Radiocarbon or Carbon-14 dating is a technique used by scientist to date bones, wood, paper and cloth.
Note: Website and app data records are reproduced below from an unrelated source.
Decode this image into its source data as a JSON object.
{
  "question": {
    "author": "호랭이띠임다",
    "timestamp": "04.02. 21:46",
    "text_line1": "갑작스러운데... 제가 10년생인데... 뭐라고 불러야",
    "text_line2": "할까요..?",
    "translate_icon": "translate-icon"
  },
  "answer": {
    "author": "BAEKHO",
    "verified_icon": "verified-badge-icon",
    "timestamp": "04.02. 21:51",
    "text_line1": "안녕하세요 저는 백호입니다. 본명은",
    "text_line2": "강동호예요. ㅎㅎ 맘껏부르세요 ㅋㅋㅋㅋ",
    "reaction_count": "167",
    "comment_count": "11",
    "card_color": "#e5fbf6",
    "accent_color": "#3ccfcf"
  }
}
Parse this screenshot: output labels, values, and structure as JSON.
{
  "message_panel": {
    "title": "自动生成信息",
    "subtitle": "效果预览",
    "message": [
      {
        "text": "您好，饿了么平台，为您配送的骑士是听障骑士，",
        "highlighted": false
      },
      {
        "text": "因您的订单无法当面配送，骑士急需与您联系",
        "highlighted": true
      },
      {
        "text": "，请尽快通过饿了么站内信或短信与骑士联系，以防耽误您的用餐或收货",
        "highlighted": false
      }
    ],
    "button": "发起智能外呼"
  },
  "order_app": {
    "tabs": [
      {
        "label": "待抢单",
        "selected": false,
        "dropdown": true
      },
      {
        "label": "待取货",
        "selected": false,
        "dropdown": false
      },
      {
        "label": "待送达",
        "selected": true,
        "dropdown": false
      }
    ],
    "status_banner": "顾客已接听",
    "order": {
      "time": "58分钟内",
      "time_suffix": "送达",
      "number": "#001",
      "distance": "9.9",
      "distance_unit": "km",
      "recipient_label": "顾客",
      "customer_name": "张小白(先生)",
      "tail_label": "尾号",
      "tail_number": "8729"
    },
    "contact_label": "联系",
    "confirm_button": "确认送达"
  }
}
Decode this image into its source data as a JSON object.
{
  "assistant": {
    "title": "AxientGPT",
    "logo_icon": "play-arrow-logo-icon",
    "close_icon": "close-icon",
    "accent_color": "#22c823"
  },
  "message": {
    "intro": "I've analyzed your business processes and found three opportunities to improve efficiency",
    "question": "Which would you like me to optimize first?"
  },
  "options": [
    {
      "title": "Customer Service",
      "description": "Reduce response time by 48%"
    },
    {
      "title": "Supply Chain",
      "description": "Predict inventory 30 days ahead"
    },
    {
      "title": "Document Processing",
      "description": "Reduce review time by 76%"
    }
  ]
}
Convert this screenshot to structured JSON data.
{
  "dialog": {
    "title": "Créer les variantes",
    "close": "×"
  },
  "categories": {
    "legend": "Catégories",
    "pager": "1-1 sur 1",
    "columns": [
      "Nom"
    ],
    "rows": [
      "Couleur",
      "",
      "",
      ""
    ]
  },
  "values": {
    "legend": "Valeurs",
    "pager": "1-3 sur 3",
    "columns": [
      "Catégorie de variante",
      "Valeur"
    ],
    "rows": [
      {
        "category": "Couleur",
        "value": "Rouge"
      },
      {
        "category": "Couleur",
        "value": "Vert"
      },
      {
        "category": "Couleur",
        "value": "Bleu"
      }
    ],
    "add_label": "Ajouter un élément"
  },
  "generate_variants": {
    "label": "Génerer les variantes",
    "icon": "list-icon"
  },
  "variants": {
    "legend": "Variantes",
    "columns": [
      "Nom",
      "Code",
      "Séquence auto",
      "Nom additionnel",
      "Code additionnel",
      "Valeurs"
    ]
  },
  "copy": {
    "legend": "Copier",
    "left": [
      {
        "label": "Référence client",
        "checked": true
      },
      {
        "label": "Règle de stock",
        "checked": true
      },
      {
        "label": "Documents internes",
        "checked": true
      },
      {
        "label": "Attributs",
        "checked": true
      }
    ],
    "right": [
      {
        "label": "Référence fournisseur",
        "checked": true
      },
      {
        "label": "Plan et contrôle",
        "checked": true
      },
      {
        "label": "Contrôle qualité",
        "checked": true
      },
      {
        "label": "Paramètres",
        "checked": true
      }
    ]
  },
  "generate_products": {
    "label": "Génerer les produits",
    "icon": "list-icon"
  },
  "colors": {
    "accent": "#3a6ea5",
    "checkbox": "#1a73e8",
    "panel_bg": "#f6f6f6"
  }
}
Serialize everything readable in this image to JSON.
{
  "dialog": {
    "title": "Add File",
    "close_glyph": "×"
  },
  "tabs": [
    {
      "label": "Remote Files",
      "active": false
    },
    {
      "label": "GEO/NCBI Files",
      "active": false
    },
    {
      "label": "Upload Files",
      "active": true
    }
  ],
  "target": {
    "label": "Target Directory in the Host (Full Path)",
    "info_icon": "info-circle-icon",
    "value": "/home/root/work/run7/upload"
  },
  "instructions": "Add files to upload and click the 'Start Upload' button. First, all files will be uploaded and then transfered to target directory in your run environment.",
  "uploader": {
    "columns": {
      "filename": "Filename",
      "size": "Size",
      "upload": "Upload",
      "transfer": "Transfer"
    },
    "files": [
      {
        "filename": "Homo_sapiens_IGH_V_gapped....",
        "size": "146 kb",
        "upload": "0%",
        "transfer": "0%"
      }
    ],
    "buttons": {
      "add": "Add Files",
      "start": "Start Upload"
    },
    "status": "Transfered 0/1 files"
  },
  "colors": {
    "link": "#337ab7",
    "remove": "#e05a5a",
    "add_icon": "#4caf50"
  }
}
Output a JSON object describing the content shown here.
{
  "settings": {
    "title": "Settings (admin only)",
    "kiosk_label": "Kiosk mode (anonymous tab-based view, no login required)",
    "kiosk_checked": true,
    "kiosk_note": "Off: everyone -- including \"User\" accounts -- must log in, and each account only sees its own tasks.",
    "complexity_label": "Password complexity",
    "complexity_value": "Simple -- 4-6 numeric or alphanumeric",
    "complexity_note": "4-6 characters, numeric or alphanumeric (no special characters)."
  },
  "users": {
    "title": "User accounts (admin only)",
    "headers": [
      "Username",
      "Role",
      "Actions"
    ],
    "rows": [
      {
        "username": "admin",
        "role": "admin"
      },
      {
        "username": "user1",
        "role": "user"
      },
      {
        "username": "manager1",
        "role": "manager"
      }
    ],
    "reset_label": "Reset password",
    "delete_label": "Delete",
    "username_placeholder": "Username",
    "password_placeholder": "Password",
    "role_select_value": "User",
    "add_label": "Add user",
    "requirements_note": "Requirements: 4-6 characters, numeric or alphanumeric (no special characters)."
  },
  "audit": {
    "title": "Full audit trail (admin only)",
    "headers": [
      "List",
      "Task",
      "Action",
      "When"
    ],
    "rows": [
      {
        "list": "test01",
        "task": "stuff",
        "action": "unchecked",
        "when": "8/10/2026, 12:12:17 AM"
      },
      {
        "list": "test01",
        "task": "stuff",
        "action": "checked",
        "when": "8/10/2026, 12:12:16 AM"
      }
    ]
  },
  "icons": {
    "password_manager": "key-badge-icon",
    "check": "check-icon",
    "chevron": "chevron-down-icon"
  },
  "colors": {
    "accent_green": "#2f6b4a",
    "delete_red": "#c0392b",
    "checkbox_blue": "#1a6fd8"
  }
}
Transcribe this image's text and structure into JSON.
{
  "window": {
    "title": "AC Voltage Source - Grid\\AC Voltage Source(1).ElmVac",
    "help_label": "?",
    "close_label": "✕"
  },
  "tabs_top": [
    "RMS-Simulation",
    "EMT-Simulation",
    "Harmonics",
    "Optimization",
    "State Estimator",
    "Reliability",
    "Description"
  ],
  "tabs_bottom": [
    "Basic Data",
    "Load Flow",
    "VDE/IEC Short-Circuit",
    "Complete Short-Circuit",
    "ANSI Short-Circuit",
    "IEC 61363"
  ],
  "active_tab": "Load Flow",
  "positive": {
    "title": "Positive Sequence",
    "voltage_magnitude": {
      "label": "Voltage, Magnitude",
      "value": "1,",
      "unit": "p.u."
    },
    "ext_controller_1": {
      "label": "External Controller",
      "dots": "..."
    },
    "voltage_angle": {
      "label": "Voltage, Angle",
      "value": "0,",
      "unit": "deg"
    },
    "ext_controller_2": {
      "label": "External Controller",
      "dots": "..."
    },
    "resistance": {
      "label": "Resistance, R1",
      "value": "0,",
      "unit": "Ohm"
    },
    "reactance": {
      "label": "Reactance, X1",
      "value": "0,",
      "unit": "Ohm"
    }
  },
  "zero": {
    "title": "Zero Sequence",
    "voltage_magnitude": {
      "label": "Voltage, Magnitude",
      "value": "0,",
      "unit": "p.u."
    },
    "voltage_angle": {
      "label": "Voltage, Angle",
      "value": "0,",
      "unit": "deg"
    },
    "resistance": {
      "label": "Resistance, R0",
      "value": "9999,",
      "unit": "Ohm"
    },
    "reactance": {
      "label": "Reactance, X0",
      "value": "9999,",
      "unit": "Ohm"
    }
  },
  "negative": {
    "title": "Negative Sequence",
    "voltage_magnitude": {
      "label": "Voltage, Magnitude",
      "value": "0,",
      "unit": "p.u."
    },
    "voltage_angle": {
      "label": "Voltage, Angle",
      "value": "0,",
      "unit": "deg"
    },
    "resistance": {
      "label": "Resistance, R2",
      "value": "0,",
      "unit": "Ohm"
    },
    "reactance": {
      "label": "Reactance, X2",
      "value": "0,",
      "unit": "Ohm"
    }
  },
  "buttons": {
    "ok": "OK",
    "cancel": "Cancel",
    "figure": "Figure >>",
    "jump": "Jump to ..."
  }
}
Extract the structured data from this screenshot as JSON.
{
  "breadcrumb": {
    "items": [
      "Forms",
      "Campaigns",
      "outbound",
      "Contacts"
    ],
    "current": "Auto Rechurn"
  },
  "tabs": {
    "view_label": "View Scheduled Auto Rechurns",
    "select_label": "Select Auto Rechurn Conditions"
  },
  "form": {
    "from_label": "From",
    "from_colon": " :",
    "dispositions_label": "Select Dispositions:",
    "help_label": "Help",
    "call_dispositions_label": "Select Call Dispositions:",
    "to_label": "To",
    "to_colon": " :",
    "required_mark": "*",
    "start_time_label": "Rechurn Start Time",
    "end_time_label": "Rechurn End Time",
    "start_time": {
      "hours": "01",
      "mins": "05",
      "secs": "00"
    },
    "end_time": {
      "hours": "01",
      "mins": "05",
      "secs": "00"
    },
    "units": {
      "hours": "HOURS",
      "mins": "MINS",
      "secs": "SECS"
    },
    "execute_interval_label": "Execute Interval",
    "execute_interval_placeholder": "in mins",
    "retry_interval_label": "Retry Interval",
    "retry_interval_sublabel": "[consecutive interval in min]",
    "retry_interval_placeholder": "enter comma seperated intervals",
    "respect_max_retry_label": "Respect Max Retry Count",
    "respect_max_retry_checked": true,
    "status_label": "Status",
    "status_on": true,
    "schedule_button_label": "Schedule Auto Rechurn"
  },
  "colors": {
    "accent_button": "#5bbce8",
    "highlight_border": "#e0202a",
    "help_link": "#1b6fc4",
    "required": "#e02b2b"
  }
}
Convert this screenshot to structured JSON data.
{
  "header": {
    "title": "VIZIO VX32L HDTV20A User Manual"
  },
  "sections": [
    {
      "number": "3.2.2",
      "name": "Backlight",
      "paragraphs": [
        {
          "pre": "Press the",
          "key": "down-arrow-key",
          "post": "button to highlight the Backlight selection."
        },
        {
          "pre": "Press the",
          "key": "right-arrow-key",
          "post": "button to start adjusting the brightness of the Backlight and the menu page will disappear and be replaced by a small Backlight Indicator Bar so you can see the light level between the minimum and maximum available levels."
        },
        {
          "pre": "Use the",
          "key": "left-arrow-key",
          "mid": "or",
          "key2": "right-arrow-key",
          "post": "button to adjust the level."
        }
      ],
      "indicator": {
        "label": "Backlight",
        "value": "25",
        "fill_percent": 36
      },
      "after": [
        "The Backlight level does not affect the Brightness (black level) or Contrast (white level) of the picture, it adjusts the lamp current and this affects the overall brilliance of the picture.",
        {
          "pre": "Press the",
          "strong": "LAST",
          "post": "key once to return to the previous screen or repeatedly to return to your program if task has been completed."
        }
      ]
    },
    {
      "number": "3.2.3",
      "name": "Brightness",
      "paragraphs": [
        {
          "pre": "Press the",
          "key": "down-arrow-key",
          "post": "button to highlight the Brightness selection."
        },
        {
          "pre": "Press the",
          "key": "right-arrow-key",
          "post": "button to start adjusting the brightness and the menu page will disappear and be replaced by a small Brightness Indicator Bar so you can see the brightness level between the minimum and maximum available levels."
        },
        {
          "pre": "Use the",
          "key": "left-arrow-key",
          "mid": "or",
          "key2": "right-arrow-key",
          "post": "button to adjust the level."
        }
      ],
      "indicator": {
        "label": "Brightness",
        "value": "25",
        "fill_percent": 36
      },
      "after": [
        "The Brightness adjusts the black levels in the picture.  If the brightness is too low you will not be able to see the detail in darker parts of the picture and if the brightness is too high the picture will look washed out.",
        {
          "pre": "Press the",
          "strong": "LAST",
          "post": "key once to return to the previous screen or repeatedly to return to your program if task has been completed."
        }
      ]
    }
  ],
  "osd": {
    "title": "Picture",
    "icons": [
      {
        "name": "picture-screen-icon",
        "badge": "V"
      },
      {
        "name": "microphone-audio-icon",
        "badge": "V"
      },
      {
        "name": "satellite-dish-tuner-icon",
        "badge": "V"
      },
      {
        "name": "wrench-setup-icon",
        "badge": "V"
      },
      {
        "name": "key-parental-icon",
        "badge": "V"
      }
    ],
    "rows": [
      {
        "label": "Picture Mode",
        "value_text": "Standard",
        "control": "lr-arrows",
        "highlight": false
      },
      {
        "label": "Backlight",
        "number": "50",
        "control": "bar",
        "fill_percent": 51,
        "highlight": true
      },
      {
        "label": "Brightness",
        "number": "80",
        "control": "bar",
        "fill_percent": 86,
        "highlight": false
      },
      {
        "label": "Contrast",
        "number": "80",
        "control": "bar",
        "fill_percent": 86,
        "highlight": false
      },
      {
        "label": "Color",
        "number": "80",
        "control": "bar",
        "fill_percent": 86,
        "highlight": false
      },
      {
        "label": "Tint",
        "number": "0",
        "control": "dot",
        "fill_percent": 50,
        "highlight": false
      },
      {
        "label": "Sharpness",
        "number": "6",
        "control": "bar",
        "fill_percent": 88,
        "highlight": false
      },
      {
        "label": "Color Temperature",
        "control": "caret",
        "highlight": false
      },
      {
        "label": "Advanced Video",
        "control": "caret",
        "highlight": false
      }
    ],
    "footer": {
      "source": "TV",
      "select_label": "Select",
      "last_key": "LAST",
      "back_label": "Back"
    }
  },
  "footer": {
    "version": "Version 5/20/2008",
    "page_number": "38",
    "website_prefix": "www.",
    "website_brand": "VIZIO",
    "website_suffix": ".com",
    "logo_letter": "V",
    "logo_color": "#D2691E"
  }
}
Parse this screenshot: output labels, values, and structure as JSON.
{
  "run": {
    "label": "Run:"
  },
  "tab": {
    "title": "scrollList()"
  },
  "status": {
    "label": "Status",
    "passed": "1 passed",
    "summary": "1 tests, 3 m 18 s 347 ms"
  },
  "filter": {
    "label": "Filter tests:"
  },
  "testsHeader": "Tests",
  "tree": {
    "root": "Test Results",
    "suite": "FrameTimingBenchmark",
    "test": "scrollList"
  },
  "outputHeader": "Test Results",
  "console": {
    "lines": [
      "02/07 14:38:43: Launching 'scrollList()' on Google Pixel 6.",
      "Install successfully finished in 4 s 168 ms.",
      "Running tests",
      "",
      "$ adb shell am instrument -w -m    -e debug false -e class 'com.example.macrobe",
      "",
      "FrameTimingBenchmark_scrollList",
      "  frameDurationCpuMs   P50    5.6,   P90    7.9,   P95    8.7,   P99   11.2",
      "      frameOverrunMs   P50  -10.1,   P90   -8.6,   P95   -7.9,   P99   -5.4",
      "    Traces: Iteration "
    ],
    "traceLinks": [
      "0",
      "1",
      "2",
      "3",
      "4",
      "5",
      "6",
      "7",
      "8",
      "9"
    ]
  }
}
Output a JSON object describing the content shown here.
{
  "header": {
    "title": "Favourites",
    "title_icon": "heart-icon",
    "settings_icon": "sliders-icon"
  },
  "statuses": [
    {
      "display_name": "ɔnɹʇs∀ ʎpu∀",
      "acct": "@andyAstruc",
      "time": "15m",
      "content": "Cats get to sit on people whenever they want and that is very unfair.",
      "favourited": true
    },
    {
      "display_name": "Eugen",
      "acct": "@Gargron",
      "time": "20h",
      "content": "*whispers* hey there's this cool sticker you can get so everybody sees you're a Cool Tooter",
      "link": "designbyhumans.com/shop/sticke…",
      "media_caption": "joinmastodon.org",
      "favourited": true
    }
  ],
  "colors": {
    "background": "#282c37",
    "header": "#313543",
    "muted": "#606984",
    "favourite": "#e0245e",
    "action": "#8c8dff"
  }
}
It is produced in the Earth’s upper atmosphere when Nitrogen-14 is broken down to form the unstable Carbon-14 by the action of cosmic rays.The unstable Carbon-14 is transported down to the lower atmosphere by atmospheric activity such as storms.The Carbon-14 within a living organism is continually decaying, but as the organism is continuously absorbing Carbon-14 throughout its life the ratio of Carbon-14 to Carbon-12 atoms in the organism is the same as the ratio in the atmosphere.Once an organism dies it stops taking in Carbon in any form.This technique has become more widely used since the late 1950s.Its great advantage is that most rocks contain potassium, usually locked up in feldspars, clays and amphiboles.Radiocarbon dating is normally suitable for organic materials less than 50 000 years old because beyond that time the amount of 14C becomes too small to be accurately measured.
The half-life is the time it takes for half of the parent atoms to decay.
The relationship between the two is: T = 0.693 / λ Many different radioactive isotopes and techniques are used for dating.
All rely on the fact that certain elements (particularly uranium and potassium) contain a number of different isotopes whose half-life is exactly known and therefore the relative concentrations of these isotopes within a rock or mineral can measure the age.
Half of the remaining Carbon-14 then decays over the next 5730 years leaving one fourth of the original amount.
By measuring the ratio of Carbon-14 in a sample and comparing it to the amount in a recently deceased sample its date can be determined.